Thus the idea: a book with accompanying Study/Discussion Guide. We’ll call it: “Start the Discussion: America’s Fundamental Principles.” Each of the 12-13 chapters (fits in a typical Sunday School cycle) will be devoted to the discussion of a separate fundamental principle. The book will transmit the core knowledge on that principle and the Study Guide will be used to facilitate discussion and include space for people to take notes.
A tentative list of contents would include:
Chapter 1: The principle of one nation under god
Chapter 2: The principle of self-government (including the principle of virtue)
Chapter 3: The principle that all men are created equal
Chapter 4: The principle of inalienable rights: life, liberty & property
Chapter 5: The principle of political power derived from the people
Chapter 6: The principles of republicanism & limited government
Chapter 7: The principle of constitutionalism
Chapter 8: The principle of the rule of law (including natural law)
Chapter 9: The principles of abolishing and reforming government
Chapter 10: The principles of capitalism and free markets
Chapter 11: (TBD)
Chapter 12: Where Do We Go From Here?
Maybe a kids’ version with a colonial period hero and his dog, no?
As the book nears its publishing date there will need to be a promotional project to get it into the public’s eye: interviews on radio/TV, videos which explain its importance, celebrity endorsements, etc.
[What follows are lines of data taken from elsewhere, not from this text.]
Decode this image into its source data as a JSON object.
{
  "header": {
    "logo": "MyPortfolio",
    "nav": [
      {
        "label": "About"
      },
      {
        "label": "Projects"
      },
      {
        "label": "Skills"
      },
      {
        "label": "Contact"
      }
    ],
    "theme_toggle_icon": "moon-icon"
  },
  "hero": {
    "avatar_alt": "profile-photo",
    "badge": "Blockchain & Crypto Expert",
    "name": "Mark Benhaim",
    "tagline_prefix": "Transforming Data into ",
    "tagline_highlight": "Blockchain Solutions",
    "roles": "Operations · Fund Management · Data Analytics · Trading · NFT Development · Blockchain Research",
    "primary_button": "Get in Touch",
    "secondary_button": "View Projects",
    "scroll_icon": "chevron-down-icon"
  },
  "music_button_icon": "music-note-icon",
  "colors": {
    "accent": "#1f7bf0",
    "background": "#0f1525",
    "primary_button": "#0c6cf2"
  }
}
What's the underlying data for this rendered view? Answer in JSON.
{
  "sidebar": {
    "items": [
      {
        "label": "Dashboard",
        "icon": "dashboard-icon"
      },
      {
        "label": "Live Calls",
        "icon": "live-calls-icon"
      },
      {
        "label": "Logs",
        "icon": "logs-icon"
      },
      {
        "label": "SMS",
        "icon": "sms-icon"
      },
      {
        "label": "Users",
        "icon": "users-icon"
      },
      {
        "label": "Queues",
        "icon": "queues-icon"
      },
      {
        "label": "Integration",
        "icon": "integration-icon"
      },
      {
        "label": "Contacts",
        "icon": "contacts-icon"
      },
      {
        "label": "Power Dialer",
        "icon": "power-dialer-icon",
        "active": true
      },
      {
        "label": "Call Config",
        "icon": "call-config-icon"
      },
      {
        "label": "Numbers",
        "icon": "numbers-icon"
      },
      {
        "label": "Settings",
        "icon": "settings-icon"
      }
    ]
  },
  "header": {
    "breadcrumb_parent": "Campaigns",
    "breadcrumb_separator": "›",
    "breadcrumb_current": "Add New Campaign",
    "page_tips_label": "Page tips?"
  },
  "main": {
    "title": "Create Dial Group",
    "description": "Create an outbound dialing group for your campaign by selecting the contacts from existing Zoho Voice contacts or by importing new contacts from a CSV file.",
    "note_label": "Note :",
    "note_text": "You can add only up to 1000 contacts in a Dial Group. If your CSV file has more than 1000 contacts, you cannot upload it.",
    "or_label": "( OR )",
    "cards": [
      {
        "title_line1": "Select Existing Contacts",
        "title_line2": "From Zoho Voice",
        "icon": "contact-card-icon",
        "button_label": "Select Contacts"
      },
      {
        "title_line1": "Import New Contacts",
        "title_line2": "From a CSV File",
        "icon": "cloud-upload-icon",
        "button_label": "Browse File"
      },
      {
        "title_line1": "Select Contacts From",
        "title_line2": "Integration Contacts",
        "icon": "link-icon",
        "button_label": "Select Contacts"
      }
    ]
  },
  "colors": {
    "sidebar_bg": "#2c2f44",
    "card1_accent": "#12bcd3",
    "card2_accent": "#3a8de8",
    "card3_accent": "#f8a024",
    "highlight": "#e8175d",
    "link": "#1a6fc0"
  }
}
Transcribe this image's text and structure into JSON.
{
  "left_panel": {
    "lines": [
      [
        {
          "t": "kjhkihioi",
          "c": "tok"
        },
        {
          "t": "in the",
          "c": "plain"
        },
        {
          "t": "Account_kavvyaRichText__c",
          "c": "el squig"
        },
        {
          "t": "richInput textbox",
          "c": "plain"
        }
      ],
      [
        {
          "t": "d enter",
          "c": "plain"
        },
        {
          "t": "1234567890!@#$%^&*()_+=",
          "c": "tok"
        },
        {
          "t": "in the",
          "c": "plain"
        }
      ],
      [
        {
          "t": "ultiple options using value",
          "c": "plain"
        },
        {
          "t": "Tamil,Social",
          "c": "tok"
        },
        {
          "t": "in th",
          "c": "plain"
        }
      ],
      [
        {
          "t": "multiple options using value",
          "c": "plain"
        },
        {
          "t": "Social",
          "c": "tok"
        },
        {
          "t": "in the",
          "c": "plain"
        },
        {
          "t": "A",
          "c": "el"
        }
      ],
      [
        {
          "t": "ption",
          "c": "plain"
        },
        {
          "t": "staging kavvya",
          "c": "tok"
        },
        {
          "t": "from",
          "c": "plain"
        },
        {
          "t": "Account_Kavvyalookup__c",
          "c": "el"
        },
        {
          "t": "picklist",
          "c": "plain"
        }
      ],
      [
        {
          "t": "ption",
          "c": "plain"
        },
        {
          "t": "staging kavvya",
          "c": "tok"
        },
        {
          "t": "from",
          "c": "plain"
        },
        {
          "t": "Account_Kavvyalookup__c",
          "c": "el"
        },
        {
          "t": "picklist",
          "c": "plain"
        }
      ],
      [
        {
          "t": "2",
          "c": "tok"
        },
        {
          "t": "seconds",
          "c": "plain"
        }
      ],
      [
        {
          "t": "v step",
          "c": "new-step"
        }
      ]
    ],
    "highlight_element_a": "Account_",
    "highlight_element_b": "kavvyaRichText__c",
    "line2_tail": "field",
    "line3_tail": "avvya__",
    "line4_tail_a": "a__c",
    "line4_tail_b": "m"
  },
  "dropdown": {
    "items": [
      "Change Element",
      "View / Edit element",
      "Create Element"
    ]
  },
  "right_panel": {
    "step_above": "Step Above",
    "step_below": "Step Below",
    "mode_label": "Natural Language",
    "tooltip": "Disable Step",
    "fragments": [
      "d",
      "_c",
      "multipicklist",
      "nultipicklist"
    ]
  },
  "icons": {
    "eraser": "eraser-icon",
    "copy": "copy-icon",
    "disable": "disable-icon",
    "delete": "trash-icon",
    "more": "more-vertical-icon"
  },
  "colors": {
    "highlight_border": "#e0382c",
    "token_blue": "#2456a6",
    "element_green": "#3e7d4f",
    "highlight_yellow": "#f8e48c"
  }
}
If we can time the release to coincide with an election year, it might receive some attention in candidate debates, which would be great, and would gel nicely with the books purpose. For those too timid to lead live discussion, there could be a DVD series that takes the students through the highlights of each chapter and poses questions for discussion.
Just think of the effect if we could get large groups of adults and students holding these discussions across the nation. The President comes on TV, perhaps at a White House news conference, and explains how important this dialogue is to the nation’s future.
The book’s authors are presented the Presidential Medal of Freedom and feted at the annual awards banquet in Washington, D.C.
At about this point I wake up from my dream and realize how grandiose this project really is and how resource-less is my organization. Nice idea though.
Beyond this I have no earthly idea what it will take to get people to start talking about the principles of freedom and liberty; perhaps a national calamity is necessary. Yes, that normally brings us together as Americans, but at great initial cost.
We will be discussing this topic on “We the People, The Constitution Matters” on WFYL radio Friday morning, 5 February, 7-8am. You can “Listen Live” at www.1180wfyl.com, or, if you are fortunate enough to live in the station’s broadcast area, on the radio as you drive to work that morning. I’m lead to believe that at least one of my co-commentators has a somewhat radical idea to propose.
You can later download the podcast of the show and listen at your leisure, or you can listen to one of the rebroadcasts during the weekend. I would love to hear your ideas on this topic, including your critique of “Start the Conversation.” Hope you’ll join us.
“Constitutional Corner” is a project of the Constitution Leadership Initiative, Inc. To unsubscribe from future mailings by Constitution Leadership Initiative, click here.